Divorce is a relatively common stressful life event that is purported to increase risk for all-cause mortality. One problem in the literature on divorce and health is that it is fragmented and spread across many disciplines; most prospective studies of mortality are based in epidemiology and sociology, whereas most mechanistic studies are based in psychology. This review integrates research on divorce and death via meta-analysis and outlines a research agenda for better understanding the potential mechanisms linking marital dissolution and risk for all-cause mortality. Random effects meta-analysis with a sample of 32 prospective studies (involving more than 6.5 million people, 160,000 deaths, and over 755,000 divorces in 11 different countries) revealed a significant increase in risk for early death among separated/divorced adults in comparison to their married counterparts. Men and younger adults evidenced significantly greater risk for early death following marital separation/divorce than did women and older adults. Quantification of the overall effect size linking marital separation/divorce to risk for early death reveals a number of important research questions, and this article discusses what remains to be learned about four plausible mechanisms of action: social selection, resource disruptions, changes in health behaviors, and chronic psychological distress.

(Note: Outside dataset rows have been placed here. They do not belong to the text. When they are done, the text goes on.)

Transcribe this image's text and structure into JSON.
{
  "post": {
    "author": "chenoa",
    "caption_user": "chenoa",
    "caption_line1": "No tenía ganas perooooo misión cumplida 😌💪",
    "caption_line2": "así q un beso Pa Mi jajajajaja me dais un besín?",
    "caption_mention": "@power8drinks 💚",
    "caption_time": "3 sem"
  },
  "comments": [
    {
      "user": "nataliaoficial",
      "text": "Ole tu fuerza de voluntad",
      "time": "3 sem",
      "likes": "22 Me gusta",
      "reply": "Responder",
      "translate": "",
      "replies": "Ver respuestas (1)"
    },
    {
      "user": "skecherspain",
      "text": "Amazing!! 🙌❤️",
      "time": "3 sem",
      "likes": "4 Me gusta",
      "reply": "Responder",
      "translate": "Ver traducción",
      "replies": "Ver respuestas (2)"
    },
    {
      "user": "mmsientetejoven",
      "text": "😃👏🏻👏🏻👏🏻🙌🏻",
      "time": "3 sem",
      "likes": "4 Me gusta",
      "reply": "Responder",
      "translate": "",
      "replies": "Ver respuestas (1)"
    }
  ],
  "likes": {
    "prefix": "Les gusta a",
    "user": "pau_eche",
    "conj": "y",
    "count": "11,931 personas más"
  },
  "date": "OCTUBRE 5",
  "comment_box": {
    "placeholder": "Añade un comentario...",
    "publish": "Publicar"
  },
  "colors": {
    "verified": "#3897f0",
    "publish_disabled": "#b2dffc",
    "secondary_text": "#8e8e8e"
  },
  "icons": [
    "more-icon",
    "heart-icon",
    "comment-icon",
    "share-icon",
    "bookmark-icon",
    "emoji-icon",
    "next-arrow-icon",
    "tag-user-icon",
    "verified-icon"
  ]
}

Keywords: death; divorce; epidemiology; marital separation; mechanisms; meta-analysis; mortality; public health; risk.
© Association for Psychological Science 2011.